(Element data from apps and pages)
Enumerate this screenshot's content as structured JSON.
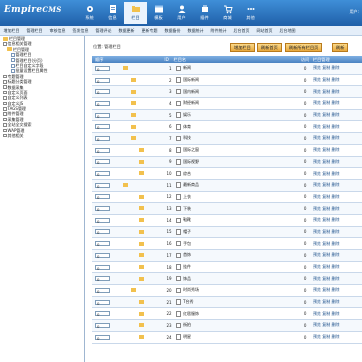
{
  "app": {
    "logo_main": "Empire",
    "logo_sub": "CMS",
    "user_text": "用户:"
  },
  "nav": {
    "items": [
      {
        "label": "系统",
        "icon": "gear-icon"
      },
      {
        "label": "信息",
        "icon": "doc-icon"
      },
      {
        "label": "栏目",
        "icon": "folder-icon",
        "active": true
      },
      {
        "label": "模板",
        "icon": "template-icon"
      },
      {
        "label": "用户",
        "icon": "user-icon"
      },
      {
        "label": "插件",
        "icon": "plugin-icon"
      },
      {
        "label": "商城",
        "icon": "cart-icon"
      },
      {
        "label": "其他",
        "icon": "other-icon"
      }
    ]
  },
  "subnav": {
    "items": [
      "增加栏目",
      "管理栏目",
      "审核信息",
      "签发信息",
      "管理评论",
      "数据更新",
      "更新专题",
      "数据备份",
      "数据统计",
      "附件统计",
      "后台首页",
      "网站首页",
      "后台地图"
    ]
  },
  "sidebar": {
    "items": [
      {
        "label": "栏目管理",
        "level": 0,
        "icon": "folder"
      },
      {
        "label": "信息相关管理",
        "level": 0,
        "icon": "plus"
      },
      {
        "label": "栏目管理",
        "level": 1,
        "icon": "folder"
      },
      {
        "label": "管理栏目",
        "level": 2,
        "icon": "doc"
      },
      {
        "label": "管理栏目(分页)",
        "level": 2,
        "icon": "doc"
      },
      {
        "label": "栏目自定义字段",
        "level": 2,
        "icon": "doc"
      },
      {
        "label": "批量设置栏目属性",
        "level": 2,
        "icon": "doc"
      },
      {
        "label": "专题管理",
        "level": 0,
        "icon": "plus"
      },
      {
        "label": "标题分类管理",
        "level": 0,
        "icon": "plus"
      },
      {
        "label": "数据采集",
        "level": 0,
        "icon": "plus"
      },
      {
        "label": "自定义页面",
        "level": 0,
        "icon": "plus"
      },
      {
        "label": "自定义列表",
        "level": 0,
        "icon": "plus"
      },
      {
        "label": "自定义JS",
        "level": 0,
        "icon": "plus"
      },
      {
        "label": "TAGS管理",
        "level": 0,
        "icon": "plus"
      },
      {
        "label": "附件管理",
        "level": 0,
        "icon": "plus"
      },
      {
        "label": "采集管理",
        "level": 0,
        "icon": "plus"
      },
      {
        "label": "全站全文搜索",
        "level": 0,
        "icon": "plus"
      },
      {
        "label": "WAP管理",
        "level": 0,
        "icon": "plus"
      },
      {
        "label": "其他相关",
        "level": 0,
        "icon": "plus"
      }
    ]
  },
  "main": {
    "breadcrumb": "位置: 管理栏目",
    "buttons": [
      "增加栏目",
      "刷新首页",
      "刷新所有栏目页",
      "刷新"
    ],
    "columns": [
      "顺序",
      "",
      "ID",
      "栏目名",
      "访问",
      "栏目管理"
    ],
    "ops_text": "预览 复制 删除",
    "rows": [
      {
        "order": "0",
        "id": "1",
        "name": "新闻",
        "depth": 0,
        "visit": "0"
      },
      {
        "order": "0",
        "id": "2",
        "name": "国际新闻",
        "depth": 1,
        "visit": "0"
      },
      {
        "order": "0",
        "id": "3",
        "name": "国内新闻",
        "depth": 1,
        "visit": "0"
      },
      {
        "order": "0",
        "id": "4",
        "name": "财经新闻",
        "depth": 1,
        "visit": "0"
      },
      {
        "order": "0",
        "id": "5",
        "name": "娱乐",
        "depth": 1,
        "visit": "0"
      },
      {
        "order": "0",
        "id": "6",
        "name": "体育",
        "depth": 1,
        "visit": "0"
      },
      {
        "order": "0",
        "id": "7",
        "name": "科技",
        "depth": 1,
        "visit": "0"
      },
      {
        "order": "0",
        "id": "8",
        "name": "国际之窗",
        "depth": 2,
        "visit": "0"
      },
      {
        "order": "0",
        "id": "9",
        "name": "国际视野",
        "depth": 2,
        "visit": "0"
      },
      {
        "order": "0",
        "id": "10",
        "name": "综合",
        "depth": 2,
        "visit": "0"
      },
      {
        "order": "0",
        "id": "11",
        "name": "最新商品",
        "depth": 0,
        "visit": "0"
      },
      {
        "order": "0",
        "id": "12",
        "name": "上衣",
        "depth": 2,
        "visit": "0"
      },
      {
        "order": "0",
        "id": "13",
        "name": "下装",
        "depth": 2,
        "visit": "0"
      },
      {
        "order": "0",
        "id": "14",
        "name": "鞋靴",
        "depth": 2,
        "visit": "0"
      },
      {
        "order": "0",
        "id": "15",
        "name": "帽子",
        "depth": 2,
        "visit": "0"
      },
      {
        "order": "0",
        "id": "16",
        "name": "手包",
        "depth": 2,
        "visit": "0"
      },
      {
        "order": "0",
        "id": "17",
        "name": "首饰",
        "depth": 2,
        "visit": "0"
      },
      {
        "order": "0",
        "id": "18",
        "name": "挂件",
        "depth": 2,
        "visit": "0"
      },
      {
        "order": "0",
        "id": "19",
        "name": "饰品",
        "depth": 2,
        "visit": "0"
      },
      {
        "order": "0",
        "id": "20",
        "name": "时尚秀场",
        "depth": 1,
        "visit": "0"
      },
      {
        "order": "0",
        "id": "21",
        "name": "T台秀",
        "depth": 2,
        "visit": "0"
      },
      {
        "order": "0",
        "id": "22",
        "name": "红毯服饰",
        "depth": 2,
        "visit": "0"
      },
      {
        "order": "0",
        "id": "23",
        "name": "街拍",
        "depth": 2,
        "visit": "0"
      },
      {
        "order": "0",
        "id": "24",
        "name": "明星",
        "depth": 2,
        "visit": "0"
      }
    ]
  },
  "colors": {
    "topbar": "#1f5fa8",
    "accent_button": "#e8a83c",
    "grid_header": "#4b83c2",
    "folder": "#f2c14e"
  }
}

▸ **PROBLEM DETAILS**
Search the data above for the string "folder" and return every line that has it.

▸ **REPLY**
        "icon": "folder-icon",
        "icon": "folder"
        "icon": "folder"
    "folder": "#f2c14e"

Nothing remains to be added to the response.